## Description of the task
Go over the data and copy out each line with "JSON" in it.

——————

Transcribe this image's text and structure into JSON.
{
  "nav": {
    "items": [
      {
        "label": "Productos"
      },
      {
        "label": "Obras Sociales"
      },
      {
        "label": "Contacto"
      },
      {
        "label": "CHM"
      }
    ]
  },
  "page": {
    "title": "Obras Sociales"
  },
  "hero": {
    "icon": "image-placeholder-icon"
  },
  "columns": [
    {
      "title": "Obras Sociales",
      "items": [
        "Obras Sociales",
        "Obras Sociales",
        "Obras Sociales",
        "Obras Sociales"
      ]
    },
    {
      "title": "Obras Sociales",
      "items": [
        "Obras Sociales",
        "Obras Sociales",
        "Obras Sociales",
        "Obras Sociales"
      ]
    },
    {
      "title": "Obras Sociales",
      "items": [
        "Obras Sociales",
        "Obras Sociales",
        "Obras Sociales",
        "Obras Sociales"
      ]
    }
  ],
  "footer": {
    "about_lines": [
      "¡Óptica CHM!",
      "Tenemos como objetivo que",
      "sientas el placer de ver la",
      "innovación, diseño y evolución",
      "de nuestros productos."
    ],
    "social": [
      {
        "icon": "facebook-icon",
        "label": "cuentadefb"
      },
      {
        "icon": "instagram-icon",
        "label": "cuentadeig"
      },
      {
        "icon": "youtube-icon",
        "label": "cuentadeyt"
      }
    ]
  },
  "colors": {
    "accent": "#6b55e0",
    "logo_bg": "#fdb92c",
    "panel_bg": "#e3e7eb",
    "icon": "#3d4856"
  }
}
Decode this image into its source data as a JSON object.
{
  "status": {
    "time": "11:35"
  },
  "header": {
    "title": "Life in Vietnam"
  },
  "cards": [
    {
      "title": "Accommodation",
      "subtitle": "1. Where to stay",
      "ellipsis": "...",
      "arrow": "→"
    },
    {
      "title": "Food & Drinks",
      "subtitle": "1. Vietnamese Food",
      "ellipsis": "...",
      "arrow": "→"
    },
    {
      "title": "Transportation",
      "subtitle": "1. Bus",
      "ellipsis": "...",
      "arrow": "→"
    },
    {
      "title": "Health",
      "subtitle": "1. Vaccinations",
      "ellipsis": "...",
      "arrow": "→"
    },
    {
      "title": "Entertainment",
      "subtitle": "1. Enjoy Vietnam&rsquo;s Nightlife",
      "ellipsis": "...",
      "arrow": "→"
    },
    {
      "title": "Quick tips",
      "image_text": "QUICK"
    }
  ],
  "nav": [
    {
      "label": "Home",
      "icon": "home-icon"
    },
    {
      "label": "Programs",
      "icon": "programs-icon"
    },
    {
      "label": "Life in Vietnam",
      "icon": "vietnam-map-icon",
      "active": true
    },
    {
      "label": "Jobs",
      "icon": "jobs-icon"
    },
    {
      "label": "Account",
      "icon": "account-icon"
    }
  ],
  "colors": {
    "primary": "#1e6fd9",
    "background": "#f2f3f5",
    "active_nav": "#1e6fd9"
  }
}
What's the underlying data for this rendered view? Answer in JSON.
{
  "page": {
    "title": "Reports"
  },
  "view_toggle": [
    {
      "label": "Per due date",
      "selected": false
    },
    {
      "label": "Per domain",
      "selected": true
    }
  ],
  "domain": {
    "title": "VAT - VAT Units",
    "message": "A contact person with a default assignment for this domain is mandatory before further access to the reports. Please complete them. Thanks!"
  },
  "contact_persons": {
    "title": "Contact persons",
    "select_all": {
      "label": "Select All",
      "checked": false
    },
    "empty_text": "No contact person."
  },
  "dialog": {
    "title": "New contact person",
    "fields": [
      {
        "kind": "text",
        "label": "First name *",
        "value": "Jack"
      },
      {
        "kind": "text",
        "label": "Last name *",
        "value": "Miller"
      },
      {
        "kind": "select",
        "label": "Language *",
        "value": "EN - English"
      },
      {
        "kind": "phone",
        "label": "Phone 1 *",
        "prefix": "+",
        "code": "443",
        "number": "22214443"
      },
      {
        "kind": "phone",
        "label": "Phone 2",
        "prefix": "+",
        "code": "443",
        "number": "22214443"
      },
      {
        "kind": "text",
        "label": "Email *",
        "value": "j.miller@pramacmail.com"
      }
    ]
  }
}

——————

## Solution for this task
Transcribe this image's text and structure into JSON.
Decode this image into its source data as a JSON object.
What's the underlying data for this rendered view? Answer in JSON.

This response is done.